Professor Eunsook Lee and a team of researchers secured funding over five years.
A Florida A&M University (FAMU) professor has secured a $2.4 million federal research grant to further investigate the causes and treatment of neurological disorders such as Parkinson’s disease.
Eunsook Lee, R.Ph., Ph.D., a professor of molecular neuroscience and neurotoxicology in the College of Pharmacy and Pharmaceutical Sciences, Institute of Public Health, received an R01 award over a five-year period from the National Institute of Environmental Health Sciences (NIEHS) at National Institutes of Health (NIH) for her project, “Mechanisms Associated with Neuroprotection from Manganese (Mn)-induced Neurotoxicity.”
“Manganese is an essential trace element in our body, but its overexposure from the environment such as air pollution and contaminated water as well as occupational settings such as welding causes a neurological disorder, similar to Parkinson’s disease, referred to as manganism,” said Lee, who has been researching this area for 15 years.
This grant will test if a gene called REST (Repressor Element1 (RE1)-Silencing Transcription factor) can be neuroprotective from Mn neurotoxicity.
“Since manganese is considered a significant contributing factor to Parkinson’s disease development, and given the similarities between manganism and Parkinson’s, investigating REST’s protective mechanism against Mn neurotoxicity will also aid in Parkinson’s disease therapeutic research in addition to intervention of manganism,” Lee said. “We hope to obtain solid and promising findings on the neuroprotective role and mechanism of REST in Mn neurotoxicity from this grant.”
In this grant, Lee is collaborating with Michael Aschner, Ph.D., Albert Einstein School of Medicine, New York as a co-investigator; Ashvini Chauhan, Ph.D., and Matthew Dutton, Ph.D., from FAMU will assist on bioinformatics and statistics. Bruce Yankner, M.D., Ph.D., from Harvard Medical School and Jenny Hsieh, Ph.D., from the University of Texas in San Antonio will serve as consultants on this project.
In addition to this grant, Lee has currently another R01 investigating Mn toxicity mechanism. Lee is the director of the investigator development for the Research Centers in Minority Institutions (RCMI) U54 grant, assisting early investigators for developing pilot projects. She also serves as a member of the NIH Neurotoxicology and Alcohol (NAL) study section and the advisory committee of the Ed and Ethel Moore Alzheimer’s Disease Research Program at the Florida Department of Health.

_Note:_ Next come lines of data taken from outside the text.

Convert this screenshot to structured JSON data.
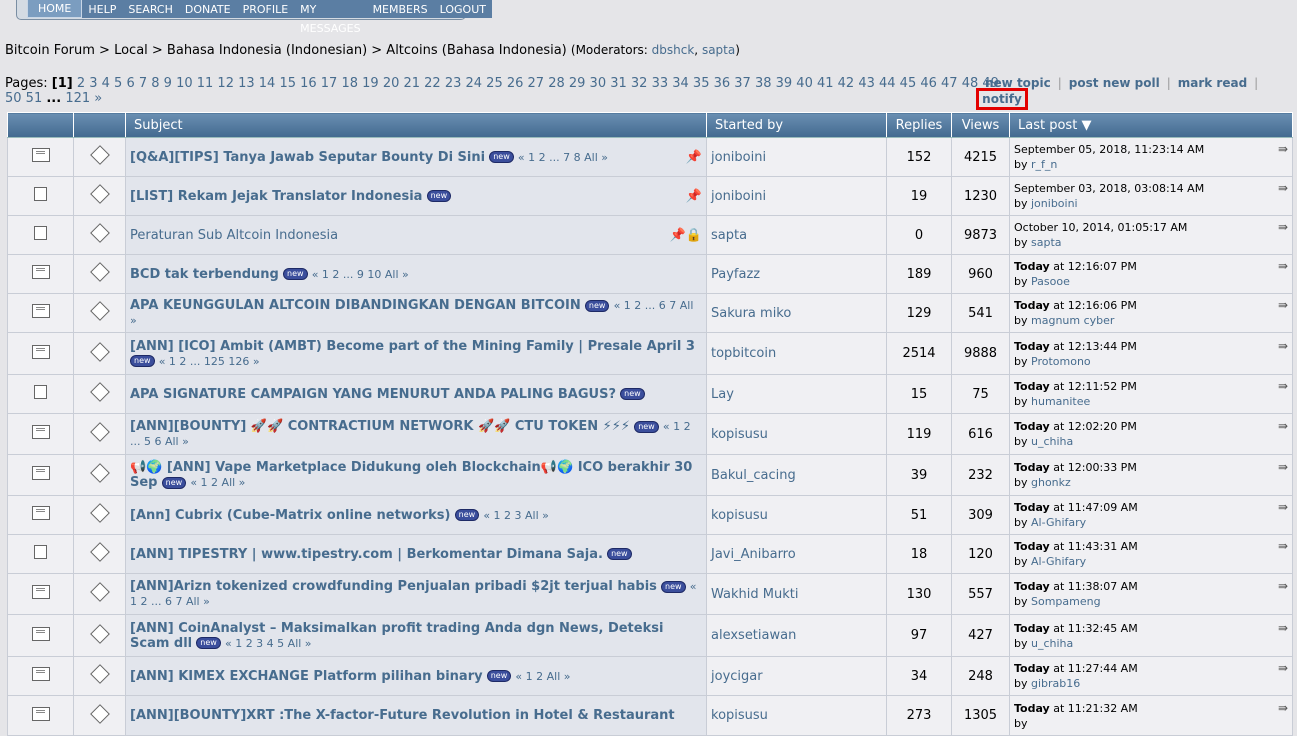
{
  "menu": [
    "HOME",
    "HELP",
    "SEARCH",
    "DONATE",
    "PROFILE",
    "MY MESSAGES",
    "MEMBERS",
    "LOGOUT"
  ],
  "breadcrumb": {
    "path": "Bitcoin Forum > Local > Bahasa Indonesia (Indonesian) > Altcoins (Bahasa Indonesia)",
    "mods_prefix": "(Moderators: ",
    "mod1": "dbshck",
    "mod_sep": ", ",
    "mod2": "sapta",
    "mods_suffix": ")"
  },
  "pages": {
    "label": "Pages:",
    "current": "[1]",
    "list": "2 3 4 5 6 7 8 9 10 11 12 13 14 15 16 17 18 19 20 21 22 23 24 25 26 27 28 29 30 31 32 33 34 35 36 37 38 39 40 41 42 43 44 45 46 47 48 49",
    "list2": "50 51",
    "ellipsis": "...",
    "last": "121 »"
  },
  "actions": {
    "new_topic": "new topic",
    "new_poll": "post new poll",
    "mark_read": "mark read",
    "notify": "notify",
    "sep": "|"
  },
  "columns": {
    "subject": "Subject",
    "started_by": "Started by",
    "replies": "Replies",
    "views": "Views",
    "last_post": "Last post"
  },
  "topics": [
    {
      "subject": "[Q&A][TIPS] Tanya Jawab Seputar Bounty Di Sini",
      "new": true,
      "pages": "« 1 2 ... 7 8  All »",
      "pinned": true,
      "locked": false,
      "plain": false,
      "starter": "joniboini",
      "replies": "152",
      "views": "4215",
      "last_date": "September 05, 2018, 11:23:14 AM",
      "last_by": "r_f_n",
      "today": false,
      "hot": true
    },
    {
      "subject": "[LIST] Rekam Jejak Translator Indonesia",
      "new": true,
      "pages": "",
      "pinned": true,
      "locked": false,
      "plain": false,
      "starter": "joniboini",
      "replies": "19",
      "views": "1230",
      "last_date": "September 03, 2018, 03:08:14 AM",
      "last_by": "joniboini",
      "today": false,
      "hot": false
    },
    {
      "subject": "Peraturan Sub Altcoin Indonesia",
      "new": false,
      "pages": "",
      "pinned": true,
      "locked": true,
      "plain": true,
      "starter": "sapta",
      "replies": "0",
      "views": "9873",
      "last_date": "October 10, 2014, 01:05:17 AM",
      "last_by": "sapta",
      "today": false,
      "hot": false
    },
    {
      "subject": "BCD tak terbendung",
      "new": true,
      "pages": "« 1 2 ... 9 10  All »",
      "pinned": false,
      "locked": false,
      "plain": false,
      "starter": "Payfazz",
      "replies": "189",
      "views": "960",
      "last_date": "at 12:16:07 PM",
      "last_by": "Pasooe",
      "today": true,
      "hot": true
    },
    {
      "subject": "APA KEUNGGULAN ALTCOIN DIBANDINGKAN DENGAN BITCOIN",
      "new": true,
      "pages": "« 1 2 ... 6 7  All »",
      "pinned": false,
      "locked": false,
      "plain": false,
      "starter": "Sakura miko",
      "replies": "129",
      "views": "541",
      "last_date": "at 12:16:06 PM",
      "last_by": "magnum cyber",
      "today": true,
      "hot": true
    },
    {
      "subject": "[ANN] [ICO] Ambit (AMBT) Become part of the Mining Family | Presale April 3",
      "new": true,
      "pages": "« 1 2 ... 125 126 »",
      "pinned": false,
      "locked": false,
      "plain": false,
      "starter": "topbitcoin",
      "replies": "2514",
      "views": "9888",
      "last_date": "at 12:13:44 PM",
      "last_by": "Protomono",
      "today": true,
      "hot": true
    },
    {
      "subject": "APA SIGNATURE CAMPAIGN YANG MENURUT ANDA PALING BAGUS?",
      "new": true,
      "pages": "",
      "pinned": false,
      "locked": false,
      "plain": false,
      "starter": "Lay",
      "replies": "15",
      "views": "75",
      "last_date": "at 12:11:52 PM",
      "last_by": "humanitee",
      "today": true,
      "hot": false
    },
    {
      "subject": "[ANN][BOUNTY] 🚀🚀 CONTRACTIUM NETWORK 🚀🚀 CTU TOKEN ⚡⚡⚡",
      "new": true,
      "pages": "« 1 2 ... 5 6  All »",
      "pinned": false,
      "locked": false,
      "plain": false,
      "starter": "kopisusu",
      "replies": "119",
      "views": "616",
      "last_date": "at 12:02:20 PM",
      "last_by": "u_chiha",
      "today": true,
      "hot": true
    },
    {
      "subject": "📢🌍 [ANN] Vape Marketplace Didukung oleh Blockchain📢🌍 ICO berakhir 30 Sep",
      "new": true,
      "pages": "« 1 2  All »",
      "pinned": false,
      "locked": false,
      "plain": false,
      "starter": "Bakul_cacing",
      "replies": "39",
      "views": "232",
      "last_date": "at 12:00:33 PM",
      "last_by": "ghonkz",
      "today": true,
      "hot": true
    },
    {
      "subject": "[Ann] Cubrix (Cube-Matrix online networks)",
      "new": true,
      "pages": "« 1 2 3  All »",
      "pinned": false,
      "locked": false,
      "plain": false,
      "starter": "kopisusu",
      "replies": "51",
      "views": "309",
      "last_date": "at 11:47:09 AM",
      "last_by": "Al-Ghifary",
      "today": true,
      "hot": true
    },
    {
      "subject": "[ANN] TIPESTRY | www.tipestry.com | Berkomentar Dimana Saja.",
      "new": true,
      "pages": "",
      "pinned": false,
      "locked": false,
      "plain": false,
      "starter": "Javi_Anibarro",
      "replies": "18",
      "views": "120",
      "last_date": "at 11:43:31 AM",
      "last_by": "Al-Ghifary",
      "today": true,
      "hot": false
    },
    {
      "subject": "[ANN]Arizn tokenized crowdfunding Penjualan pribadi $2jt terjual habis",
      "new": true,
      "pages": "« 1 2 ... 6 7  All »",
      "pinned": false,
      "locked": false,
      "plain": false,
      "starter": "Wakhid Mukti",
      "replies": "130",
      "views": "557",
      "last_date": "at 11:38:07 AM",
      "last_by": "Sompameng",
      "today": true,
      "hot": true
    },
    {
      "subject": "[ANN] CoinAnalyst – Maksimalkan profit trading Anda dgn News, Deteksi Scam dll",
      "new": true,
      "pages": "« 1 2 3 4 5  All »",
      "pinned": false,
      "locked": false,
      "plain": false,
      "starter": "alexsetiawan",
      "replies": "97",
      "views": "427",
      "last_date": "at 11:32:45 AM",
      "last_by": "u_chiha",
      "today": true,
      "hot": true
    },
    {
      "subject": "[ANN] KIMEX EXCHANGE Platform pilihan binary",
      "new": true,
      "pages": "« 1 2  All »",
      "pinned": false,
      "locked": false,
      "plain": false,
      "starter": "joycigar",
      "replies": "34",
      "views": "248",
      "last_date": "at 11:27:44 AM",
      "last_by": "gibrab16",
      "today": true,
      "hot": true
    },
    {
      "subject": "[ANN][BOUNTY]XRT :The X-factor-Future Revolution in Hotel & Restaurant",
      "new": false,
      "pages": "",
      "pinned": false,
      "locked": false,
      "plain": false,
      "starter": "kopisusu",
      "replies": "273",
      "views": "1305",
      "last_date": "at 11:21:32 AM",
      "last_by": "",
      "today": true,
      "hot": true
    }
  ],
  "today_label": "Today",
  "by_label": "by",
  "new_badge": "new"
}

“The award represents an outstanding achievement for Dr. Lee, for the University, for the College, and for the RCMI Center,” Karam F.A. Soliman, Ph.D., associate dean for Research & Graduate Studies, said in response to the announcement of the grant. “This award is a great testimony of her research caliber and credentials.”